### DATA TO USE
------
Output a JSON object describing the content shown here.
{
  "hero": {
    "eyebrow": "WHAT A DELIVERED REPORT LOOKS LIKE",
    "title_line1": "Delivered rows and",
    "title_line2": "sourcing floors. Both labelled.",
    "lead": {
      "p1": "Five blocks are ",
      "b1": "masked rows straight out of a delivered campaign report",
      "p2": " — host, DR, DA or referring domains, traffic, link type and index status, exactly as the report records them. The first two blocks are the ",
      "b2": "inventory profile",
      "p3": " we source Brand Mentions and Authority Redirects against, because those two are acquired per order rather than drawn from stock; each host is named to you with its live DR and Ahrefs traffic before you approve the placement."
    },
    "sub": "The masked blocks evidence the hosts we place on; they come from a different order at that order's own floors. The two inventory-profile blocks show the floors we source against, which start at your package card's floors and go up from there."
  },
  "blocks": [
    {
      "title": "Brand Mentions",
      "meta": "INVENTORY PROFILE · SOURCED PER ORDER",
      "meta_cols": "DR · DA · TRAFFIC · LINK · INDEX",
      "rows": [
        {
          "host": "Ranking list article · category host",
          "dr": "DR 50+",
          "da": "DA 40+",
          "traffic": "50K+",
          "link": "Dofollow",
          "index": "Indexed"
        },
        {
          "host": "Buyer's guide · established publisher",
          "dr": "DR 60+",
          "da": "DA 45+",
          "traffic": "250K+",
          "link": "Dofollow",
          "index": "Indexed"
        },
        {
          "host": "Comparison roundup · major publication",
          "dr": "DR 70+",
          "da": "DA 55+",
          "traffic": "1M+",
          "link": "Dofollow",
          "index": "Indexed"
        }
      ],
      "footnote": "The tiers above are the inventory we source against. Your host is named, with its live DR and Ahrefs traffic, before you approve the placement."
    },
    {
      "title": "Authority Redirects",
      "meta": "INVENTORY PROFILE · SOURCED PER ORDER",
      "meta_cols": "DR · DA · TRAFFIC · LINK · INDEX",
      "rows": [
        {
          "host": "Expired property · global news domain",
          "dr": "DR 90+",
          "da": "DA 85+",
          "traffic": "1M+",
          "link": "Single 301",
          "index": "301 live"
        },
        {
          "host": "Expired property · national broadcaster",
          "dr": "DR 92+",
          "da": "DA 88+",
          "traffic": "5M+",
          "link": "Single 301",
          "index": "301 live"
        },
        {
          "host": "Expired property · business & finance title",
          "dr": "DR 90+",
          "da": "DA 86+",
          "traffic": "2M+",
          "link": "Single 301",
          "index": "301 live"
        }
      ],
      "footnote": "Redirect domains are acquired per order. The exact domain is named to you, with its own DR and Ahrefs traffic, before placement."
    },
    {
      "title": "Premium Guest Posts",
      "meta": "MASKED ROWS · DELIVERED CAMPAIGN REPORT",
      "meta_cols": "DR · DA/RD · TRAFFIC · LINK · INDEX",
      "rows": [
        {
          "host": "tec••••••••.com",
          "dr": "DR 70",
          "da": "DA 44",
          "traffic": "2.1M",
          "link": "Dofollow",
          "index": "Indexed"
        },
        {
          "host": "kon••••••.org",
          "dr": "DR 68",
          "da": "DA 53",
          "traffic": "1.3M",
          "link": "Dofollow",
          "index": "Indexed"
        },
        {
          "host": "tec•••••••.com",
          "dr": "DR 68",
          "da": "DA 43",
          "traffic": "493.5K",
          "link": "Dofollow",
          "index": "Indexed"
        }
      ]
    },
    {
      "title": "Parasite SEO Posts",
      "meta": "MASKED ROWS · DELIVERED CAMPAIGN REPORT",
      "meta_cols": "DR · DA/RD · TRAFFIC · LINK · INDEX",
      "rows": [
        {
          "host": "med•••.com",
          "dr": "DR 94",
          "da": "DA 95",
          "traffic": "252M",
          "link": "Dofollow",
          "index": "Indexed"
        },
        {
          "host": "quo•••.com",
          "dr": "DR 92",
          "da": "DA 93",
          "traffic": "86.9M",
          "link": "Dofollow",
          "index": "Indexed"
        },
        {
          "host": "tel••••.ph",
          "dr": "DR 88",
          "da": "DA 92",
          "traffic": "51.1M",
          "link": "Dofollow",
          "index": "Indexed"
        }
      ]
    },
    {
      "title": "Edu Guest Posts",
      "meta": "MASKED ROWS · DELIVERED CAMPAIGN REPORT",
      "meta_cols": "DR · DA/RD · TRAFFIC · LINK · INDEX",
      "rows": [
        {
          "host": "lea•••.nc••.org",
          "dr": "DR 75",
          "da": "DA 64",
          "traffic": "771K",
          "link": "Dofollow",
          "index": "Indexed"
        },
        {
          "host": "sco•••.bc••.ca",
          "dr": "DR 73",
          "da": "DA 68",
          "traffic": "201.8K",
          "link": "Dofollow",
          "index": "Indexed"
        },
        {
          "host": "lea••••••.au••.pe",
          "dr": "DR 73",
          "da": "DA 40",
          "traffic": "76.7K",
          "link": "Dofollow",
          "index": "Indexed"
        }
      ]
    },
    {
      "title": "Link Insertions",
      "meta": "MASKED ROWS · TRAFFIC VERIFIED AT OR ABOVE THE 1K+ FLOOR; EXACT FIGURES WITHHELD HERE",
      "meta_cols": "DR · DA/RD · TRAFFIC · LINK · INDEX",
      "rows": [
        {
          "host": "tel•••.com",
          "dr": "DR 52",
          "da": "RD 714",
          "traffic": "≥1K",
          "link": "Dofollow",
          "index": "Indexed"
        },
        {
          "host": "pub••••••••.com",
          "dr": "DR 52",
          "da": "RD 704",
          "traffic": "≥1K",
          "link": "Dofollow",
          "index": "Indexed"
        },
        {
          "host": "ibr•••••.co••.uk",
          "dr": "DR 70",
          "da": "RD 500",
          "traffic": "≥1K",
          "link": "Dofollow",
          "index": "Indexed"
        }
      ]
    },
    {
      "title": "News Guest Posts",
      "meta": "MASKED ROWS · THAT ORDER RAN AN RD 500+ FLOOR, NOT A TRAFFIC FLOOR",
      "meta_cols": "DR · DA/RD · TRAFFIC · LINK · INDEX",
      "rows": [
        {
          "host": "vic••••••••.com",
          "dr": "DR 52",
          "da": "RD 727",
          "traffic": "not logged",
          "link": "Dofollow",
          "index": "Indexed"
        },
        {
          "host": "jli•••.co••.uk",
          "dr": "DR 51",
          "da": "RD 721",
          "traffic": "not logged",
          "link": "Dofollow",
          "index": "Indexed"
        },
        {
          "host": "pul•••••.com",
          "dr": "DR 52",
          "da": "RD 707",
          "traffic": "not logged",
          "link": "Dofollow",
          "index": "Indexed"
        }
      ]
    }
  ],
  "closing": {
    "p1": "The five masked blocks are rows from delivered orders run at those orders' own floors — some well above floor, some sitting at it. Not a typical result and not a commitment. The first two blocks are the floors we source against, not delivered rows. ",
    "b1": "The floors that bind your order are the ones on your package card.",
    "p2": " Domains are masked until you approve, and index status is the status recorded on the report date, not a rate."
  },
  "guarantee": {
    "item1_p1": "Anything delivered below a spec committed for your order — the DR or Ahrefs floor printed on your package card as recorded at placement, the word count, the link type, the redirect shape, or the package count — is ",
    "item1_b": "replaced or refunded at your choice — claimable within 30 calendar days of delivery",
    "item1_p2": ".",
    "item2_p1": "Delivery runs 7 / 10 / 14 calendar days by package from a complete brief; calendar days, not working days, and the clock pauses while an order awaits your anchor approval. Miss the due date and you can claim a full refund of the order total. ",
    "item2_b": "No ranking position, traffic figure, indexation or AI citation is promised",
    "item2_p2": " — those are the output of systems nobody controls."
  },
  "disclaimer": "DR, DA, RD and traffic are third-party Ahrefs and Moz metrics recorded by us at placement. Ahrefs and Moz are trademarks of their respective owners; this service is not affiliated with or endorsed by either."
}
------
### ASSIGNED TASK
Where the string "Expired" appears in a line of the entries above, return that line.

### RESPONSE FOR THIS EXERCISE
          "host": "Expired property · global news domain",
          "host": "Expired property · national broadcaster",
          "host": "Expired property · business & finance title",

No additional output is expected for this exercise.